Exercise materials

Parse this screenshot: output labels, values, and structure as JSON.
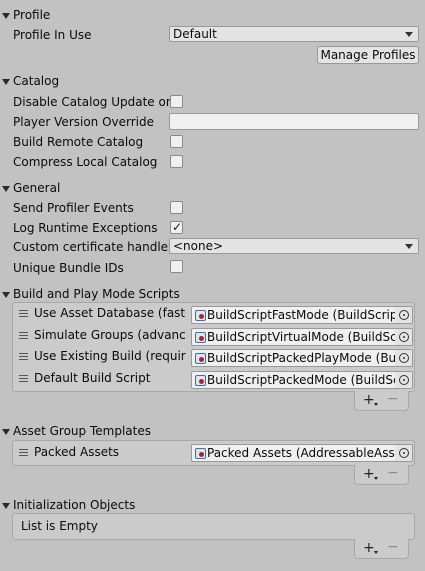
{
  "profile": {
    "title": "Profile",
    "profile_in_use_label": "Profile In Use",
    "profile_in_use_value": "Default",
    "manage_profiles_button": "Manage Profiles"
  },
  "catalog": {
    "title": "Catalog",
    "disable_update_label": "Disable Catalog Update on",
    "disable_update_checked": false,
    "player_version_label": "Player Version Override",
    "player_version_value": "",
    "build_remote_label": "Build Remote Catalog",
    "build_remote_checked": false,
    "compress_local_label": "Compress Local Catalog",
    "compress_local_checked": false
  },
  "general": {
    "title": "General",
    "send_profiler_label": "Send Profiler Events",
    "send_profiler_checked": false,
    "log_runtime_label": "Log Runtime Exceptions",
    "log_runtime_checked": true,
    "log_runtime_checkmark": "✓",
    "cert_handler_label": "Custom certificate handler",
    "cert_handler_value": "<none>",
    "unique_bundle_label": "Unique Bundle IDs",
    "unique_bundle_checked": false
  },
  "build_play_scripts": {
    "title": "Build and Play Mode Scripts",
    "items": [
      {
        "label": "Use Asset Database (faster)",
        "value": "BuildScriptFastMode (BuildScriptF"
      },
      {
        "label": "Simulate Groups (advanced)",
        "value": "BuildScriptVirtualMode (BuildScrip"
      },
      {
        "label": "Use Existing Build (requires",
        "value": "BuildScriptPackedPlayMode (Buil"
      },
      {
        "label": "Default Build Script",
        "value": "BuildScriptPackedMode (BuildScr"
      }
    ],
    "add_symbol": "+",
    "remove_symbol": "−"
  },
  "asset_group_templates": {
    "title": "Asset Group Templates",
    "items": [
      {
        "label": "Packed Assets",
        "value": "Packed Assets (AddressableAsset"
      }
    ],
    "add_symbol": "+",
    "remove_symbol": "−"
  },
  "initialization_objects": {
    "title": "Initialization Objects",
    "empty_text": "List is Empty",
    "add_symbol": "+",
    "remove_symbol": "−"
  }
}
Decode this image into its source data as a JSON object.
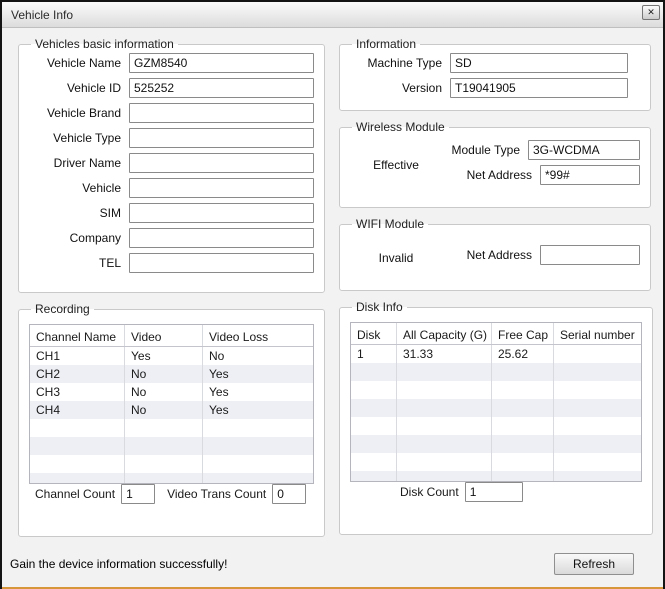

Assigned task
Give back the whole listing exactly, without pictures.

Output of the task
Parse this screenshot: output labels, values, and structure as JSON.
{
  "profile": {
    "title": "Profile",
    "profile_in_use_label": "Profile In Use",
    "profile_in_use_value": "Default",
    "manage_profiles_button": "Manage Profiles"
  },
  "catalog": {
    "title": "Catalog",
    "disable_update_label": "Disable Catalog Update on",
    "disable_update_checked": false,
    "player_version_label": "Player Version Override",
    "player_version_value": "",
    "build_remote_label": "Build Remote Catalog",
    "build_remote_checked": false,
    "compress_local_label": "Compress Local Catalog",
    "compress_local_checked": false
  },
  "general": {
    "title": "General",
    "send_profiler_label": "Send Profiler Events",
    "send_profiler_checked": false,
    "log_runtime_label": "Log Runtime Exceptions",
    "log_runtime_checked": true,
    "log_runtime_checkmark": "✓",
    "cert_handler_label": "Custom certificate handler",
    "cert_handler_value": "<none>",
    "unique_bundle_label": "Unique Bundle IDs",
    "unique_bundle_checked": false
  },
  "build_play_scripts": {
    "title": "Build and Play Mode Scripts",
    "items": [
      {
        "label": "Use Asset Database (faster)",
        "value": "BuildScriptFastMode (BuildScriptF"
      },
      {
        "label": "Simulate Groups (advanced)",
        "value": "BuildScriptVirtualMode (BuildScrip"
      },
      {
        "label": "Use Existing Build (requires",
        "value": "BuildScriptPackedPlayMode (Buil"
      },
      {
        "label": "Default Build Script",
        "value": "BuildScriptPackedMode (BuildScr"
      }
    ],
    "add_symbol": "+",
    "remove_symbol": "−"
  },
  "asset_group_templates": {
    "title": "Asset Group Templates",
    "items": [
      {
        "label": "Packed Assets",
        "value": "Packed Assets (AddressableAsset"
      }
    ],
    "add_symbol": "+",
    "remove_symbol": "−"
  },
  "initialization_objects": {
    "title": "Initialization Objects",
    "empty_text": "List is Empty",
    "add_symbol": "+",
    "remove_symbol": "−"
  }
}
Decode this image into its source data as a JSON object.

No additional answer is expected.